Ultimately, whilst we and many others will continue to experiment with systems thinking, complexity and wicked problem based approaches, it may well be that the more radical change is applying such thinking to the frameworks, TORs and M&E requirements that drive the funding of development programmes. Be it from NGOs, national donors, or international organisations, if we all want to see more varied and adaptable approaches to development, then we need more varied and adaptable approaches to commissioning and monitoring our work.

The past month has been, in a word, complex.

I’ve found myself in London helping Google grapple with emerging markets, in Somalia with the British Government wrestling with ongoing conflict and then back to Nairobi overseeing projects tackling issues of community security and extremism. And in amongst it all, I’ve become preoccupied with the search to understand these problems better and to figure out how meaningful change can happen; which has brought me to thinking more and more about the concept of ‘complexity’ and how it cuts across all the work we do.

In recent years there has been a lot of talk of concepts such as Systems Thinking, Complexity and Complex Problems. Such thinking proposes that many of the challenges we currently face (whether as an organisation or as a global community), go far beyond being merely ‘complicated’; and that we need entirely new ways of thinking and acting if we are to make change happen.

 Complexity thinkers argue that conventional approaches to problems assume that, however big or nasty an issue is, with enough clever thinking from enough experts, with enough forecasts and models and spreadsheets, we can plan our way to a clever solution – and we can build a logical framework to prove it. In essence, this ‘theory of change’ is a theory of comprehensive planning. (It’s worth knowing the UK’s Department for International Development has pioneered this approach for global development problems).

Don’t get me wrong, this sort of approach has worked well for all sorts of issues – from building hospitals, to putting humans on the moon.

But what about those situations when we don’t even understand the nature of the problem itself?

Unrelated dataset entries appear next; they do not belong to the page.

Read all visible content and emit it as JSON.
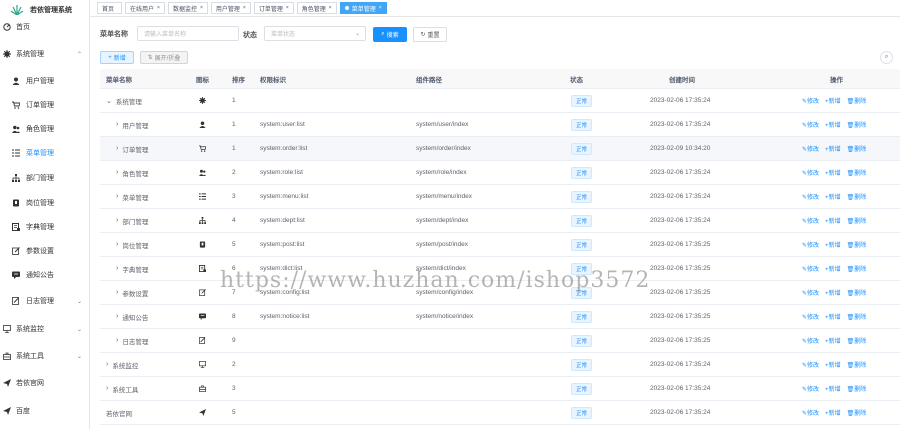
{
  "app": {
    "title": "若依管理系统"
  },
  "sidebar": {
    "items": [
      {
        "label": "首页",
        "icon": "dashboard-icon",
        "active": false,
        "chevron": ""
      },
      {
        "label": "系统管理",
        "icon": "gear-icon",
        "active": false,
        "chevron": "⌃"
      },
      {
        "label": "用户管理",
        "icon": "user-icon",
        "active": false,
        "chevron": ""
      },
      {
        "label": "订单管理",
        "icon": "cart-icon",
        "active": false,
        "chevron": ""
      },
      {
        "label": "角色管理",
        "icon": "people-icon",
        "active": false,
        "chevron": ""
      },
      {
        "label": "菜单管理",
        "icon": "tree-list-icon",
        "active": true,
        "chevron": ""
      },
      {
        "label": "部门管理",
        "icon": "org-tree-icon",
        "active": false,
        "chevron": ""
      },
      {
        "label": "岗位管理",
        "icon": "post-icon",
        "active": false,
        "chevron": ""
      },
      {
        "label": "字典管理",
        "icon": "dict-icon",
        "active": false,
        "chevron": ""
      },
      {
        "label": "参数设置",
        "icon": "edit-icon",
        "active": false,
        "chevron": ""
      },
      {
        "label": "通知公告",
        "icon": "message-icon",
        "active": false,
        "chevron": ""
      },
      {
        "label": "日志管理",
        "icon": "log-icon",
        "active": false,
        "chevron": "⌄"
      },
      {
        "label": "系统监控",
        "icon": "monitor-icon",
        "active": false,
        "chevron": "⌄"
      },
      {
        "label": "系统工具",
        "icon": "toolbox-icon",
        "active": false,
        "chevron": "⌄"
      },
      {
        "label": "若依官网",
        "icon": "send-icon",
        "active": false,
        "chevron": ""
      },
      {
        "label": "百度",
        "icon": "send-icon",
        "active": false,
        "chevron": ""
      }
    ]
  },
  "tabs": [
    {
      "label": "首页",
      "active": false,
      "close": ""
    },
    {
      "label": "在线用户",
      "active": false,
      "close": "×"
    },
    {
      "label": "数据监控",
      "active": false,
      "close": "×"
    },
    {
      "label": "用户管理",
      "active": false,
      "close": "×"
    },
    {
      "label": "订单管理",
      "active": false,
      "close": "×"
    },
    {
      "label": "角色管理",
      "active": false,
      "close": "×"
    },
    {
      "label": "菜单管理",
      "active": true,
      "close": "×"
    }
  ],
  "search": {
    "menu_name_label": "菜单名称",
    "menu_name_placeholder": "请输入菜单名称",
    "status_label": "状态",
    "status_placeholder": "菜单状态",
    "search_button": "搜索",
    "reset_button": "重置"
  },
  "toolbar": {
    "add_button": "新增",
    "expand_button": "展开/折叠"
  },
  "table": {
    "headers": {
      "name": "菜单名称",
      "icon": "图标",
      "order": "排序",
      "perms": "权限标识",
      "component": "组件路径",
      "status": "状态",
      "created": "创建时间",
      "ops": "操作"
    },
    "rows": [
      {
        "name": "系统管理",
        "arrow": "⌄",
        "indent": 1,
        "icon": "gear-icon",
        "order": "1",
        "perms": "",
        "component": "",
        "status": "正常",
        "created": "2023-02-06 17:35:24"
      },
      {
        "name": "用户管理",
        "arrow": "›",
        "indent": 2,
        "icon": "user-icon",
        "order": "1",
        "perms": "system:user:list",
        "component": "system/user/index",
        "status": "正常",
        "created": "2023-02-06 17:35:24"
      },
      {
        "name": "订单管理",
        "arrow": "›",
        "indent": 2,
        "icon": "cart-icon",
        "order": "1",
        "perms": "system:order:list",
        "component": "system/order/index",
        "status": "正常",
        "created": "2023-02-09 10:34:20",
        "highlight": true
      },
      {
        "name": "角色管理",
        "arrow": "›",
        "indent": 2,
        "icon": "people-icon",
        "order": "2",
        "perms": "system:role:list",
        "component": "system/role/index",
        "status": "正常",
        "created": "2023-02-06 17:35:24"
      },
      {
        "name": "菜单管理",
        "arrow": "›",
        "indent": 2,
        "icon": "tree-list-icon",
        "order": "3",
        "perms": "system:menu:list",
        "component": "system/menu/index",
        "status": "正常",
        "created": "2023-02-06 17:35:24"
      },
      {
        "name": "部门管理",
        "arrow": "›",
        "indent": 2,
        "icon": "org-tree-icon",
        "order": "4",
        "perms": "system:dept:list",
        "component": "system/dept/index",
        "status": "正常",
        "created": "2023-02-06 17:35:24"
      },
      {
        "name": "岗位管理",
        "arrow": "›",
        "indent": 2,
        "icon": "post-icon",
        "order": "5",
        "perms": "system:post:list",
        "component": "system/post/index",
        "status": "正常",
        "created": "2023-02-06 17:35:25"
      },
      {
        "name": "字典管理",
        "arrow": "›",
        "indent": 2,
        "icon": "dict-icon",
        "order": "6",
        "perms": "system:dict:list",
        "component": "system/dict/index",
        "status": "正常",
        "created": "2023-02-06 17:35:25"
      },
      {
        "name": "参数设置",
        "arrow": "›",
        "indent": 2,
        "icon": "edit-icon",
        "order": "7",
        "perms": "system:config:list",
        "component": "system/config/index",
        "status": "正常",
        "created": "2023-02-06 17:35:25"
      },
      {
        "name": "通知公告",
        "arrow": "›",
        "indent": 2,
        "icon": "message-icon",
        "order": "8",
        "perms": "system:notice:list",
        "component": "system/notice/index",
        "status": "正常",
        "created": "2023-02-06 17:35:25"
      },
      {
        "name": "日志管理",
        "arrow": "›",
        "indent": 2,
        "icon": "log-icon",
        "order": "9",
        "perms": "",
        "component": "",
        "status": "正常",
        "created": "2023-02-06 17:35:25"
      },
      {
        "name": "系统监控",
        "arrow": "›",
        "indent": 1,
        "icon": "monitor-icon",
        "order": "2",
        "perms": "",
        "component": "",
        "status": "正常",
        "created": "2023-02-06 17:35:24"
      },
      {
        "name": "系统工具",
        "arrow": "›",
        "indent": 1,
        "icon": "toolbox-icon",
        "order": "3",
        "perms": "",
        "component": "",
        "status": "正常",
        "created": "2023-02-06 17:35:24"
      },
      {
        "name": "若依官网",
        "arrow": "",
        "indent": 0,
        "icon": "send-icon",
        "order": "5",
        "perms": "",
        "component": "",
        "status": "正常",
        "created": "2023-02-06 17:35:24"
      }
    ],
    "ops": {
      "edit": "修改",
      "add": "新增",
      "delete": "删除"
    }
  },
  "watermark": "https://www.huzhan.com/ishop3572",
  "colors": {
    "primary": "#1890ff",
    "active_tab": "#42a5f5"
  }
}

When things are so volatile that the consequences can’t be calculated, or it’s impossible to fully understand what’s going on? Or when the future we desire is difficult to predict or agree on?

These are complex issues. And as Einstein once (apparently) said: ‘We cannot solve our problems with the same thinking we used when we created them.’ So it seems our usual ways of thinking won’t help us figure out the kind of complex solutions we need.

Examples include the alarming issue of violent extremism spreading across the Horn of Africa, where we don’t understand the root causes, or the consequences of intervening. Or the problem of a multinational extractives business trying to operate amongst fragile local communities, where it’s difficult to identify myriad interests and agendas. Or climate change, where we don’t really understand what is happening, why, or the future it will bring.

These are all issues we at Wasafiri are helping our clients grapple with. And they can’t be tackled merely with very good planning.

Rather, we need to think in different ways – systemic ways. We must approach such issues not with the metaphor of a machine that can be built and mended and adjusted, but as a complex living system, where there are many different things going on at the same time, connected in ways we may not see and which adapt and evolve constantly.

So my search for the threads which bind our work is helping me realise the need to stop looking for universal, simple solutions, to get rid of the mindset of linear planning and abandon the search for best practice from what has gone before.

But this journey is only just beginning. Over the coming months we will be deepening our exploration of complexity and how to bring it to the complex problems faced by our clients and partners. As we go along we will share our thinking, our questions and, no doubt, our uncertainties.

 We’d love your thoughts and questions, so please drop us a line if there is a question you would like us to explore, or a thought, experience or challenge you’d like to share.